_What needs to be done_.
Wherever an image appears in the data, omit it and copy all the remaining text word for word.

(Website and app data records)
┌──

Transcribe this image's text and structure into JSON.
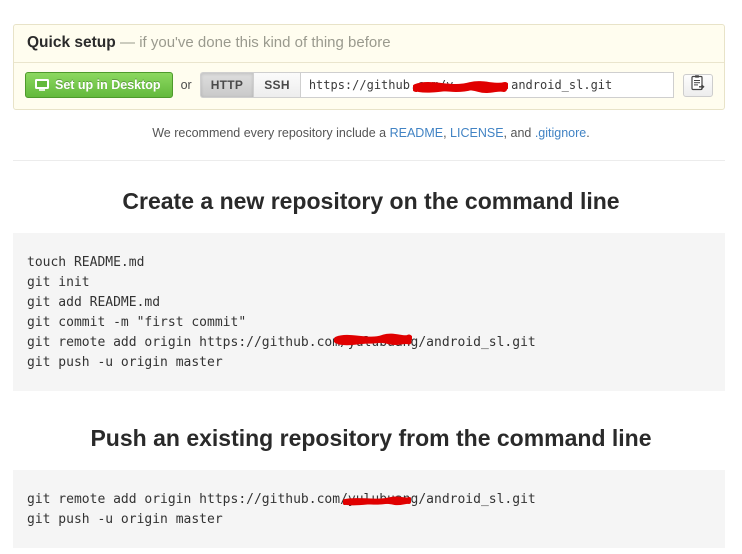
{
  "quick_setup": {
    "title": "Quick setup",
    "subtitle": "— if you've done this kind of thing before",
    "desktop_button": "Set up in Desktop",
    "desktop_icon": "desktop-monitor-icon",
    "or_label": "or",
    "protocols": [
      {
        "label": "HTTP",
        "selected": true
      },
      {
        "label": "SSH",
        "selected": false
      }
    ],
    "clone_url": "https://github.com/yulubuang/android_sl.git",
    "clone_url_display": "https://github.com/y████████android_sl.git",
    "copy_icon": "clipboard-copy-icon"
  },
  "recommend": {
    "prefix": "We recommend every repository include a ",
    "link_readme": "README",
    "sep1": ", ",
    "link_license": "LICENSE",
    "sep2": ", and ",
    "link_gitignore": ".gitignore",
    "suffix": "."
  },
  "sections": [
    {
      "title": "Create a new repository on the command line",
      "lines": [
        "touch README.md",
        "git init",
        "git add README.md",
        "git commit -m \"first commit\"",
        "git remote add origin https://github.com/yulubuang/android_sl.git",
        "git push -u origin master"
      ]
    },
    {
      "title": "Push an existing repository from the command line",
      "lines": [
        "git remote add origin https://github.com/yulubuang/android_sl.git",
        "git push -u origin master"
      ]
    }
  ],
  "colors": {
    "banner_bg": "#fffdef",
    "banner_border": "#e8e3c8",
    "button_green": "#6cc644",
    "link_blue": "#4183c4",
    "code_bg": "#f5f5f5",
    "redaction_red": "#e00000"
  },
  "annotations": {
    "redaction_note": "username redacted with red marker scribble",
    "count": 3
  }
}
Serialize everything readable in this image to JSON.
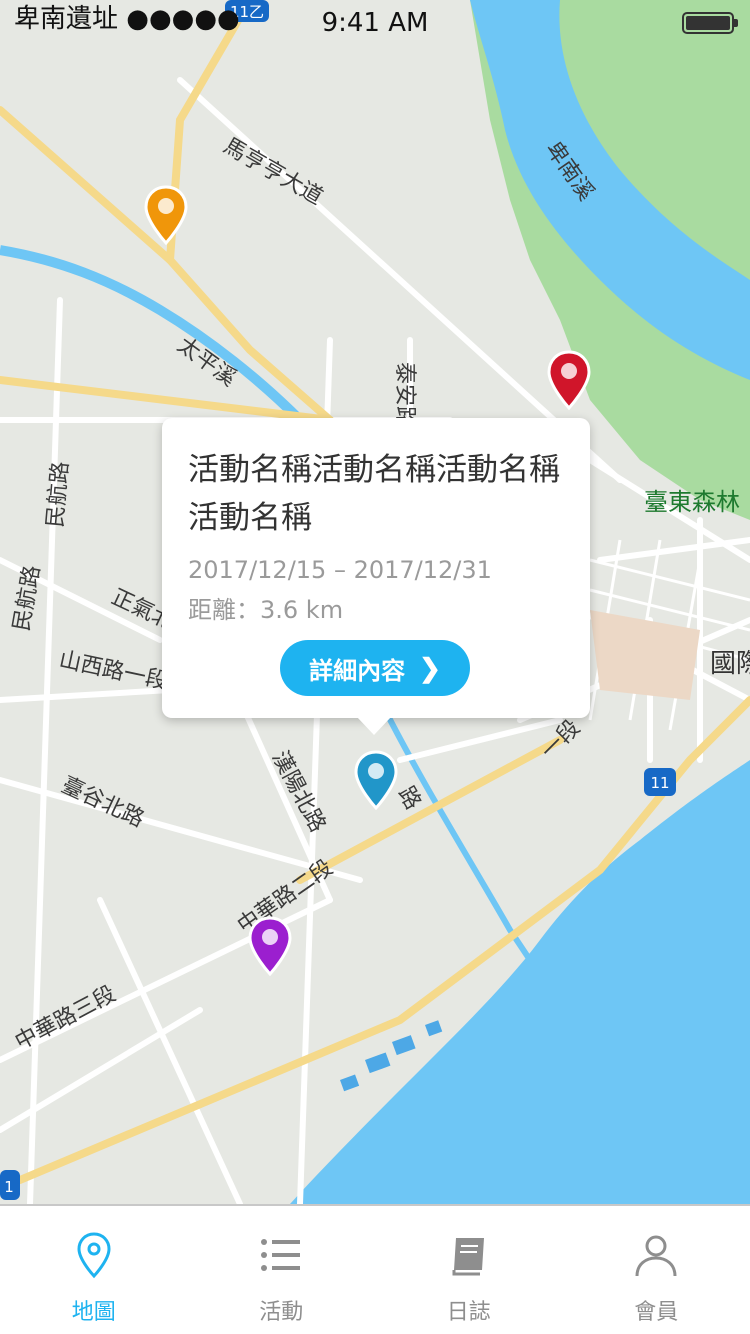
{
  "status_bar": {
    "carrier": "卑南遺址 ●●●●●",
    "time": "9:41 AM"
  },
  "map": {
    "labels": {
      "road_mating": "馬亨亨大道",
      "river_taiping": "太平溪",
      "river_beinan": "卑南溪",
      "road_taian": "泰安路",
      "road_minhang": "民航路",
      "road_minsheng": "民航路",
      "road_zhengqi": "正氣北",
      "road_shanxi": "山西路一段",
      "road_hanyang": "漢陽北路",
      "road_zhonghua2": "中華路二段",
      "road_zhonghua3": "中華路三段",
      "road_tainan": "臺谷北路",
      "forest": "臺東森林",
      "airport_area": "國際",
      "route_11b": "11乙",
      "route_11": "11",
      "route_1": "1",
      "road_xinsheng": "一段",
      "road_lu": "路"
    },
    "pins": [
      {
        "name": "orange-pin",
        "color": "#f0960a"
      },
      {
        "name": "red-pin",
        "color": "#d0152a"
      },
      {
        "name": "blue-pin",
        "color": "#2196c9"
      },
      {
        "name": "purple-pin",
        "color": "#9b1fcf"
      }
    ]
  },
  "popup": {
    "title": "活動名稱活動名稱活動名稱活動名稱",
    "dates": "2017/12/15 – 2017/12/31",
    "distance": "距離：3.6 km",
    "button_label": "詳細內容",
    "button_chevron": "❯"
  },
  "tabbar": {
    "active_color": "#1eb3f0",
    "items": [
      {
        "label": "地圖",
        "icon": "map-pin-icon",
        "active": true
      },
      {
        "label": "活動",
        "icon": "list-icon",
        "active": false
      },
      {
        "label": "日誌",
        "icon": "book-icon",
        "active": false
      },
      {
        "label": "會員",
        "icon": "person-icon",
        "active": false
      }
    ]
  }
}
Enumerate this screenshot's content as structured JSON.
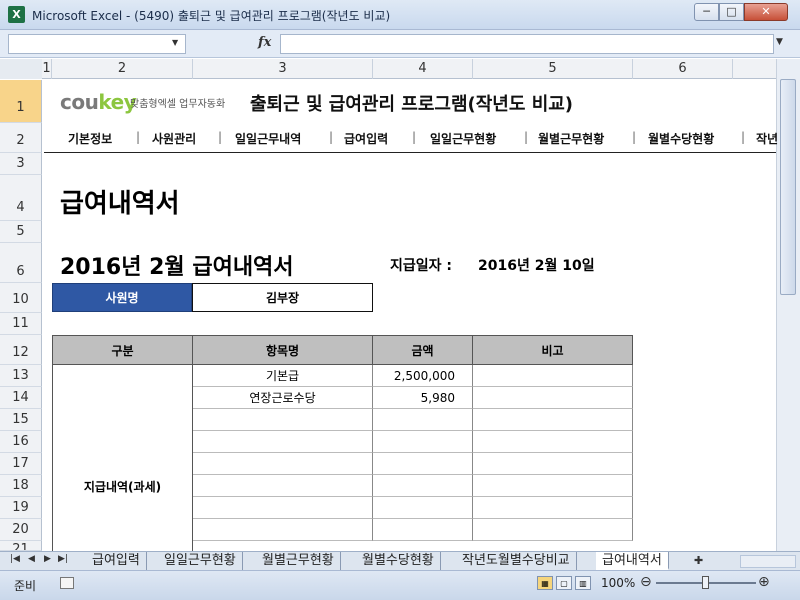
{
  "window": {
    "title": "Microsoft Excel - (5490) 출퇴근 및 급여관리 프로그램(작년도 비교)",
    "app_icon": "excel-icon",
    "min_label": "─",
    "max_label": "□",
    "close_label": "✕"
  },
  "formula_bar": {
    "fx_label": "fx",
    "name_box_value": "",
    "formula_value": ""
  },
  "columns": [
    "1",
    "2",
    "3",
    "4",
    "5",
    "6"
  ],
  "rows": [
    "1",
    "2",
    "3",
    "4",
    "5",
    "6",
    "10",
    "11",
    "12",
    "13",
    "14",
    "15",
    "16",
    "17",
    "18",
    "19",
    "20",
    "21"
  ],
  "brand": {
    "name_prefix": "cou",
    "name_suffix": "key",
    "tagline": "맞춤형엑셀 업무자동화"
  },
  "program_title": "출퇴근 및 급여관리 프로그램(작년도 비교)",
  "nav": [
    "기본정보",
    "사원관리",
    "일일근무내역",
    "급여입력",
    "일일근무현황",
    "월별근무현황",
    "월별수당현황",
    "작년"
  ],
  "nav_separator": "|",
  "sheet_title": "급여내역서",
  "slip_title": "2016년  2월  급여내역서",
  "pay_date_label": "지급일자 :",
  "pay_date": "2016년  2월  10일",
  "employee": {
    "label": "사원명",
    "name": "김부장"
  },
  "table": {
    "headers": [
      "구분",
      "항목명",
      "금액",
      "비고"
    ],
    "category": "지급내역(과세)",
    "rows": [
      {
        "item": "기본급",
        "amount": "2,500,000",
        "note": ""
      },
      {
        "item": "연장근로수당",
        "amount": "5,980",
        "note": ""
      },
      {
        "item": "",
        "amount": "",
        "note": ""
      },
      {
        "item": "",
        "amount": "",
        "note": ""
      },
      {
        "item": "",
        "amount": "",
        "note": ""
      },
      {
        "item": "",
        "amount": "",
        "note": ""
      },
      {
        "item": "",
        "amount": "",
        "note": ""
      },
      {
        "item": "",
        "amount": "",
        "note": ""
      }
    ]
  },
  "sheet_tabs": [
    "급여입력",
    "일일근무현황",
    "월별근무현황",
    "월별수당현황",
    "작년도월별수당비교",
    "급여내역서"
  ],
  "active_tab": "급여내역서",
  "status": {
    "ready": "준비",
    "zoom": "100%",
    "zoom_out": "⊖",
    "zoom_in": "⊕"
  }
}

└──

_Result for this task_.
Transcribe this image's text and structure into JSON.
{
  "quick_setup": {
    "title": "Quick setup",
    "subtitle": "— if you've done this kind of thing before",
    "desktop_button": "Set up in Desktop",
    "desktop_icon": "desktop-monitor-icon",
    "or_label": "or",
    "protocols": [
      {
        "label": "HTTP",
        "selected": true
      },
      {
        "label": "SSH",
        "selected": false
      }
    ],
    "clone_url": "https://github.com/yulubuang/android_sl.git",
    "clone_url_display": "https://github.com/y████████android_sl.git",
    "copy_icon": "clipboard-copy-icon"
  },
  "recommend": {
    "prefix": "We recommend every repository include a ",
    "link_readme": "README",
    "sep1": ", ",
    "link_license": "LICENSE",
    "sep2": ", and ",
    "link_gitignore": ".gitignore",
    "suffix": "."
  },
  "sections": [
    {
      "title": "Create a new repository on the command line",
      "lines": [
        "touch README.md",
        "git init",
        "git add README.md",
        "git commit -m \"first commit\"",
        "git remote add origin https://github.com/yulubuang/android_sl.git",
        "git push -u origin master"
      ]
    },
    {
      "title": "Push an existing repository from the command line",
      "lines": [
        "git remote add origin https://github.com/yulubuang/android_sl.git",
        "git push -u origin master"
      ]
    }
  ],
  "colors": {
    "banner_bg": "#fffdef",
    "banner_border": "#e8e3c8",
    "button_green": "#6cc644",
    "link_blue": "#4183c4",
    "code_bg": "#f5f5f5",
    "redaction_red": "#e00000"
  },
  "annotations": {
    "redaction_note": "username redacted with red marker scribble",
    "count": 3
  }
}
Serialize everything readable in this image to JSON.
{
  "status_bar": {
    "carrier": "卑南遺址 ●●●●●",
    "time": "9:41 AM"
  },
  "map": {
    "labels": {
      "road_mating": "馬亨亨大道",
      "river_taiping": "太平溪",
      "river_beinan": "卑南溪",
      "road_taian": "泰安路",
      "road_minhang": "民航路",
      "road_minsheng": "民航路",
      "road_zhengqi": "正氣北",
      "road_shanxi": "山西路一段",
      "road_hanyang": "漢陽北路",
      "road_zhonghua2": "中華路二段",
      "road_zhonghua3": "中華路三段",
      "road_tainan": "臺谷北路",
      "forest": "臺東森林",
      "airport_area": "國際",
      "route_11b": "11乙",
      "route_11": "11",
      "route_1": "1",
      "road_xinsheng": "一段",
      "road_lu": "路"
    },
    "pins": [
      {
        "name": "orange-pin",
        "color": "#f0960a"
      },
      {
        "name": "red-pin",
        "color": "#d0152a"
      },
      {
        "name": "blue-pin",
        "color": "#2196c9"
      },
      {
        "name": "purple-pin",
        "color": "#9b1fcf"
      }
    ]
  },
  "popup": {
    "title": "活動名稱活動名稱活動名稱活動名稱",
    "dates": "2017/12/15 – 2017/12/31",
    "distance": "距離：3.6 km",
    "button_label": "詳細內容",
    "button_chevron": "❯"
  },
  "tabbar": {
    "active_color": "#1eb3f0",
    "items": [
      {
        "label": "地圖",
        "icon": "map-pin-icon",
        "active": true
      },
      {
        "label": "活動",
        "icon": "list-icon",
        "active": false
      },
      {
        "label": "日誌",
        "icon": "book-icon",
        "active": false
      },
      {
        "label": "會員",
        "icon": "person-icon",
        "active": false
      }
    ]
  }
}
Enumerate this screenshot's content as structured JSON.
{
  "window": {
    "title": "Microsoft Excel - (5490) 출퇴근 및 급여관리 프로그램(작년도 비교)",
    "app_icon": "excel-icon",
    "min_label": "─",
    "max_label": "□",
    "close_label": "✕"
  },
  "formula_bar": {
    "fx_label": "fx",
    "name_box_value": "",
    "formula_value": ""
  },
  "columns": [
    "1",
    "2",
    "3",
    "4",
    "5",
    "6"
  ],
  "rows": [
    "1",
    "2",
    "3",
    "4",
    "5",
    "6",
    "10",
    "11",
    "12",
    "13",
    "14",
    "15",
    "16",
    "17",
    "18",
    "19",
    "20",
    "21"
  ],
  "brand": {
    "name_prefix": "cou",
    "name_suffix": "key",
    "tagline": "맞춤형엑셀 업무자동화"
  },
  "program_title": "출퇴근 및 급여관리 프로그램(작년도 비교)",
  "nav": [
    "기본정보",
    "사원관리",
    "일일근무내역",
    "급여입력",
    "일일근무현황",
    "월별근무현황",
    "월별수당현황",
    "작년"
  ],
  "nav_separator": "|",
  "sheet_title": "급여내역서",
  "slip_title": "2016년  2월  급여내역서",
  "pay_date_label": "지급일자 :",
  "pay_date": "2016년  2월  10일",
  "employee": {
    "label": "사원명",
    "name": "김부장"
  },
  "table": {
    "headers": [
      "구분",
      "항목명",
      "금액",
      "비고"
    ],
    "category": "지급내역(과세)",
    "rows": [
      {
        "item": "기본급",
        "amount": "2,500,000",
        "note": ""
      },
      {
        "item": "연장근로수당",
        "amount": "5,980",
        "note": ""
      },
      {
        "item": "",
        "amount": "",
        "note": ""
      },
      {
        "item": "",
        "amount": "",
        "note": ""
      },
      {
        "item": "",
        "amount": "",
        "note": ""
      },
      {
        "item": "",
        "amount": "",
        "note": ""
      },
      {
        "item": "",
        "amount": "",
        "note": ""
      },
      {
        "item": "",
        "amount": "",
        "note": ""
      }
    ]
  },
  "sheet_tabs": [
    "급여입력",
    "일일근무현황",
    "월별근무현황",
    "월별수당현황",
    "작년도월별수당비교",
    "급여내역서"
  ],
  "active_tab": "급여내역서",
  "status": {
    "ready": "준비",
    "zoom": "100%",
    "zoom_out": "⊖",
    "zoom_in": "⊕"
  }
}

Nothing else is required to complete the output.